> **Required work**
Retype the entries exactly, but skip the pictures.

====== Working data ======

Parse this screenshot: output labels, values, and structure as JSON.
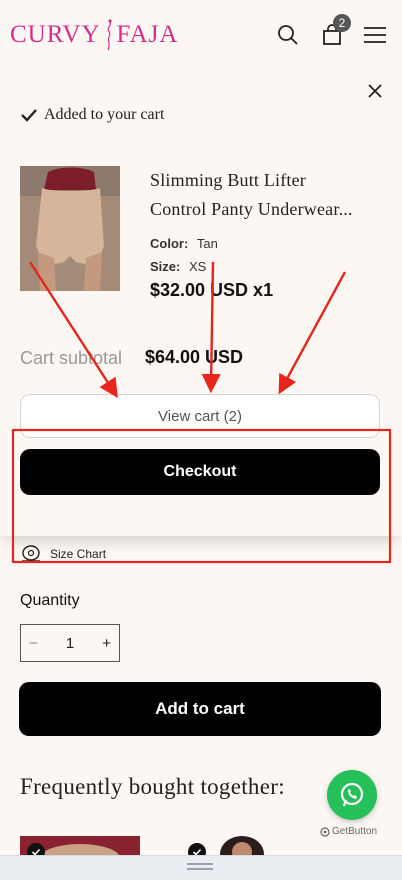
{
  "header": {
    "logo_left": "CURVY",
    "logo_right": "FAJA",
    "cart_count": "2"
  },
  "popup": {
    "added_text": "Added to your cart",
    "product": {
      "title_line1": "Slimming Butt Lifter",
      "title_line2": "Control Panty Underwear...",
      "color_label": "Color:",
      "color_value": "Tan",
      "size_label": "Size:",
      "size_value": "XS",
      "price": "$32.00 USD x1"
    },
    "subtotal_label": "Cart subtotal",
    "subtotal_value": "$64.00 USD",
    "view_cart_label": "View cart (2)",
    "checkout_label": "Checkout"
  },
  "page": {
    "size_chart_label": "Size Chart",
    "quantity_label": "Quantity",
    "quantity_value": "1",
    "qty_minus": "−",
    "qty_plus": "+",
    "add_to_cart_label": "Add to cart",
    "fbt_heading": "Frequently bought together:"
  },
  "widgets": {
    "getbutton_label": "GetButton"
  },
  "colors": {
    "brand_pink": "#d62d8a",
    "annotation_red": "#e8251c",
    "whatsapp_green": "#25c05a"
  }
}
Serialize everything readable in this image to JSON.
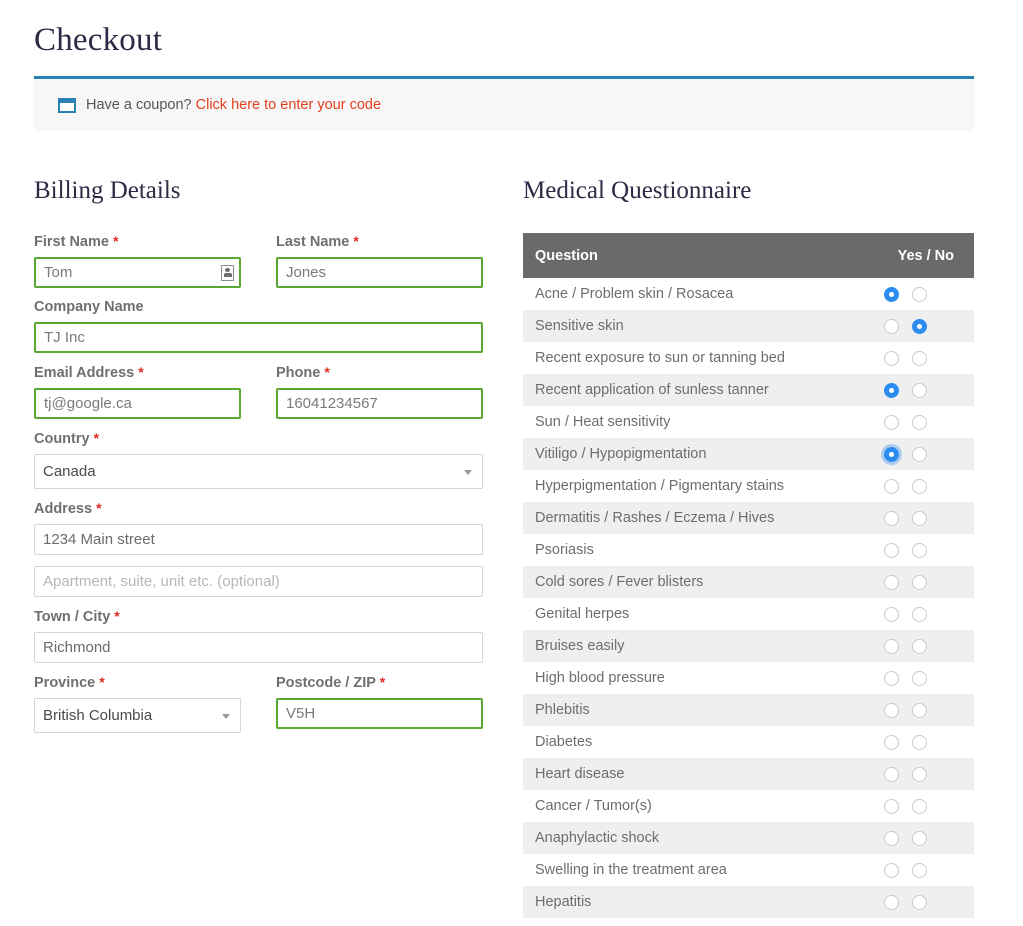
{
  "page": {
    "title": "Checkout"
  },
  "coupon": {
    "icon": "coupon-tag-icon",
    "prompt": "Have a coupon?",
    "link_text": "Click here to enter your code",
    "link_color": "#e2401c",
    "top_border_color": "#2a81b5"
  },
  "billing": {
    "title": "Billing Details",
    "required_mark": "*",
    "fields": {
      "first_name": {
        "label": "First Name",
        "required": true,
        "value": "Tom",
        "placeholder": "",
        "state": "valid"
      },
      "last_name": {
        "label": "Last Name",
        "required": true,
        "value": "Jones",
        "placeholder": "",
        "state": "valid"
      },
      "company": {
        "label": "Company Name",
        "required": false,
        "value": "TJ Inc",
        "placeholder": "",
        "state": "valid"
      },
      "email": {
        "label": "Email Address",
        "required": true,
        "value": "tj@google.ca",
        "placeholder": "",
        "state": "valid"
      },
      "phone": {
        "label": "Phone",
        "required": true,
        "value": "16041234567",
        "placeholder": "",
        "state": "valid"
      },
      "country": {
        "label": "Country",
        "required": true,
        "value": "Canada"
      },
      "address1": {
        "label": "Address",
        "required": true,
        "value": "1234 Main street",
        "placeholder": "",
        "state": "normal"
      },
      "address2": {
        "label": "",
        "required": false,
        "value": "",
        "placeholder": "Apartment, suite, unit etc. (optional)",
        "state": "normal"
      },
      "city": {
        "label": "Town / City",
        "required": true,
        "value": "Richmond",
        "placeholder": "",
        "state": "normal"
      },
      "province": {
        "label": "Province",
        "required": true,
        "value": "British Columbia"
      },
      "postcode": {
        "label": "Postcode / ZIP",
        "required": true,
        "value": "V5H",
        "placeholder": "",
        "state": "valid"
      }
    }
  },
  "questionnaire": {
    "title": "Medical Questionnaire",
    "columns": [
      "Question",
      "Yes / No"
    ],
    "header_bg": "#6b6a6a",
    "selected_color": "#2d8cf0",
    "rows": [
      {
        "question": "Acne / Problem skin / Rosacea",
        "answer": "yes",
        "focused": false
      },
      {
        "question": "Sensitive skin",
        "answer": "no",
        "focused": false
      },
      {
        "question": "Recent exposure to sun or tanning bed",
        "answer": null,
        "focused": false
      },
      {
        "question": "Recent application of sunless tanner",
        "answer": "yes",
        "focused": false
      },
      {
        "question": "Sun / Heat sensitivity",
        "answer": null,
        "focused": false
      },
      {
        "question": "Vitiligo / Hypopigmentation",
        "answer": "yes",
        "focused": true
      },
      {
        "question": "Hyperpigmentation / Pigmentary stains",
        "answer": null,
        "focused": false
      },
      {
        "question": "Dermatitis / Rashes / Eczema / Hives",
        "answer": null,
        "focused": false
      },
      {
        "question": "Psoriasis",
        "answer": null,
        "focused": false
      },
      {
        "question": "Cold sores / Fever blisters",
        "answer": null,
        "focused": false
      },
      {
        "question": "Genital herpes",
        "answer": null,
        "focused": false
      },
      {
        "question": "Bruises easily",
        "answer": null,
        "focused": false
      },
      {
        "question": "High blood pressure",
        "answer": null,
        "focused": false
      },
      {
        "question": "Phlebitis",
        "answer": null,
        "focused": false
      },
      {
        "question": "Diabetes",
        "answer": null,
        "focused": false
      },
      {
        "question": "Heart disease",
        "answer": null,
        "focused": false
      },
      {
        "question": "Cancer / Tumor(s)",
        "answer": null,
        "focused": false
      },
      {
        "question": "Anaphylactic shock",
        "answer": null,
        "focused": false
      },
      {
        "question": "Swelling in the treatment area",
        "answer": null,
        "focused": false
      },
      {
        "question": "Hepatitis",
        "answer": null,
        "focused": false
      }
    ]
  }
}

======

> **Output below**
Parse this screenshot: output labels, values, and structure as JSON.
{
  "header": {
    "logo_left": "CURVY",
    "logo_right": "FAJA",
    "cart_count": "2"
  },
  "popup": {
    "added_text": "Added to your cart",
    "product": {
      "title_line1": "Slimming Butt Lifter",
      "title_line2": "Control Panty Underwear...",
      "color_label": "Color:",
      "color_value": "Tan",
      "size_label": "Size:",
      "size_value": "XS",
      "price": "$32.00 USD x1"
    },
    "subtotal_label": "Cart subtotal",
    "subtotal_value": "$64.00 USD",
    "view_cart_label": "View cart (2)",
    "checkout_label": "Checkout"
  },
  "page": {
    "size_chart_label": "Size Chart",
    "quantity_label": "Quantity",
    "quantity_value": "1",
    "qty_minus": "−",
    "qty_plus": "+",
    "add_to_cart_label": "Add to cart",
    "fbt_heading": "Frequently bought together:"
  },
  "widgets": {
    "getbutton_label": "GetButton"
  },
  "colors": {
    "brand_pink": "#d62d8a",
    "annotation_red": "#e8251c",
    "whatsapp_green": "#25c05a"
  }
}
Serialize everything readable in this image to JSON.
{
  "page": {
    "title": "Checkout"
  },
  "coupon": {
    "icon": "coupon-tag-icon",
    "prompt": "Have a coupon?",
    "link_text": "Click here to enter your code",
    "link_color": "#e2401c",
    "top_border_color": "#2a81b5"
  },
  "billing": {
    "title": "Billing Details",
    "required_mark": "*",
    "fields": {
      "first_name": {
        "label": "First Name",
        "required": true,
        "value": "Tom",
        "placeholder": "",
        "state": "valid"
      },
      "last_name": {
        "label": "Last Name",
        "required": true,
        "value": "Jones",
        "placeholder": "",
        "state": "valid"
      },
      "company": {
        "label": "Company Name",
        "required": false,
        "value": "TJ Inc",
        "placeholder": "",
        "state": "valid"
      },
      "email": {
        "label": "Email Address",
        "required": true,
        "value": "tj@google.ca",
        "placeholder": "",
        "state": "valid"
      },
      "phone": {
        "label": "Phone",
        "required": true,
        "value": "16041234567",
        "placeholder": "",
        "state": "valid"
      },
      "country": {
        "label": "Country",
        "required": true,
        "value": "Canada"
      },
      "address1": {
        "label": "Address",
        "required": true,
        "value": "1234 Main street",
        "placeholder": "",
        "state": "normal"
      },
      "address2": {
        "label": "",
        "required": false,
        "value": "",
        "placeholder": "Apartment, suite, unit etc. (optional)",
        "state": "normal"
      },
      "city": {
        "label": "Town / City",
        "required": true,
        "value": "Richmond",
        "placeholder": "",
        "state": "normal"
      },
      "province": {
        "label": "Province",
        "required": true,
        "value": "British Columbia"
      },
      "postcode": {
        "label": "Postcode / ZIP",
        "required": true,
        "value": "V5H",
        "placeholder": "",
        "state": "valid"
      }
    }
  },
  "questionnaire": {
    "title": "Medical Questionnaire",
    "columns": [
      "Question",
      "Yes / No"
    ],
    "header_bg": "#6b6a6a",
    "selected_color": "#2d8cf0",
    "rows": [
      {
        "question": "Acne / Problem skin / Rosacea",
        "answer": "yes",
        "focused": false
      },
      {
        "question": "Sensitive skin",
        "answer": "no",
        "focused": false
      },
      {
        "question": "Recent exposure to sun or tanning bed",
        "answer": null,
        "focused": false
      },
      {
        "question": "Recent application of sunless tanner",
        "answer": "yes",
        "focused": false
      },
      {
        "question": "Sun / Heat sensitivity",
        "answer": null,
        "focused": false
      },
      {
        "question": "Vitiligo / Hypopigmentation",
        "answer": "yes",
        "focused": true
      },
      {
        "question": "Hyperpigmentation / Pigmentary stains",
        "answer": null,
        "focused": false
      },
      {
        "question": "Dermatitis / Rashes / Eczema / Hives",
        "answer": null,
        "focused": false
      },
      {
        "question": "Psoriasis",
        "answer": null,
        "focused": false
      },
      {
        "question": "Cold sores / Fever blisters",
        "answer": null,
        "focused": false
      },
      {
        "question": "Genital herpes",
        "answer": null,
        "focused": false
      },
      {
        "question": "Bruises easily",
        "answer": null,
        "focused": false
      },
      {
        "question": "High blood pressure",
        "answer": null,
        "focused": false
      },
      {
        "question": "Phlebitis",
        "answer": null,
        "focused": false
      },
      {
        "question": "Diabetes",
        "answer": null,
        "focused": false
      },
      {
        "question": "Heart disease",
        "answer": null,
        "focused": false
      },
      {
        "question": "Cancer / Tumor(s)",
        "answer": null,
        "focused": false
      },
      {
        "question": "Anaphylactic shock",
        "answer": null,
        "focused": false
      },
      {
        "question": "Swelling in the treatment area",
        "answer": null,
        "focused": false
      },
      {
        "question": "Hepatitis",
        "answer": null,
        "focused": false
      }
    ]
  }
}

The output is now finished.